Meath secured wins in last years All Ireland final and the Leinster Championship meeting in early May. Dublin claimed spoils in April in the league fixture between the teams in Páirc Tailteann with a last gasp converted free from Hannah Tyrrell.

A dive into two of the earlier games stats for indicators to which team will emerge victors and claim the Leinster title on Saturday, reveals very little as concrete evidence to point to either team having the upper hand.

The All Ireland final meeting between Dublin and Meath ended with a two point win to the Royal County. Dublin had more possession and created six more scoring opportunities in the game with 22 compared to Meath’s 16.

Dublin were also more adapt from open play with 19 shot attempts compared to 12 from Meath. But Meath’s conversion rate from their shots was higher, scoring 10 from 12 attempts (83%), compared to Dublin’s nine from 19 attempts (47%).

Meath lost just one of their own nineteen kick-outs with Dublin losing three of their sixteen restarts, but that stat is misleading as the majority of Meath’s restarts were very short and unchallenged.

As far as turnovers won are concerned Dublin had the upper hand in that department with 53% compared to Meath’s 46% and that could be a vital area on Saturday that decides the outcome.

A look at the stats from the two teams next meeting in this years league which Dublin won by a point reveals how close these two teams are, both sides had 18 shots each during the game, turnovers won were even with 21 each, Meath lost two of their own kick-outs with Dublin losing just one.

The last meeting at the start of May in round one of the Leinster championship, which Meath won by a single point is difficult to draw any conclusions from, after a tense battle in the first half both sides went into the break tied at four points apiece.

The momentum of the game shifted in Meath’s favour in the third quarter when they scored a controversial goal that involved two blatant fouls in the build-up, one a certain yellow card and ten minutes in the sin-bin and then a liberal interpretation of the steps rule for the goal scorer.

Meath went on to build an eight point lead, but Dublin wrestled back the momentum and dominated the final quarter, kept Meath scoreless and reduced the deficit to a single point, but ultimately Meath just about held on for the win.

So then where exactly is the winning or losing of Saturday’s final, well one thing is for sure based on the previous meetings, it won’t be a score fest due to how Meath set-up their team so it will come down to the fine margins.

Dublin have produced in two of the three previous meetings more scoring opportunities and even a small rise in their previous conversion rate percentage could be the deciding factor for Mick Bohan’s side.

The Dubs also have the greater scoring threat from more sectors of their team than Meath do and if they can garner a greater share of the possession and transition the ball quickly into scoring zone before Meath can crowd out the central channel, they have the forwards to take advantage.

Goals have been vital for Meath in their two wins over Dublin and they will need to find the back of the net again on Saturday to make it three wins from four.

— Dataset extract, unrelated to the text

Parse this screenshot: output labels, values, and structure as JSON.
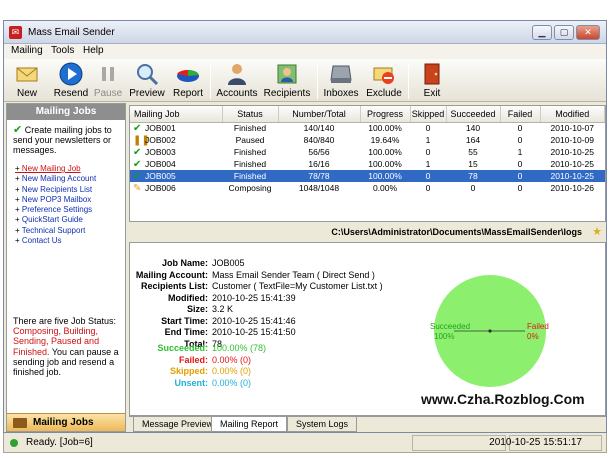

It’s also noticeable that in both their wins they have prevented Dublin from raising any green flags, a repeat of that statistic in Croke Park tomorrow afternoon will go a long way to helping Meath add the Leinster title to their trophy collection.

If Meath get their noses in front coming down the home straight they are very adapt at running down the clock and Dublin will find it difficult to wrestle back control in the latter stages.

But if Dublin can keep it tight at the back and not concede any goals, produce a turnover rate similar to last years All Ireland final, transition the ball at pace to the attacking zone, their greater scoring threat both on the starting team and from the bench, could see them over the line by a couple of points.

It’s sure to be another titanic battle between Dublin and Meath and the margins are so fine between the teams it’s a hard one to call, the only hope is that regardless of the result of the game, that the post match conversation is centred on the passages of play and not the officiating.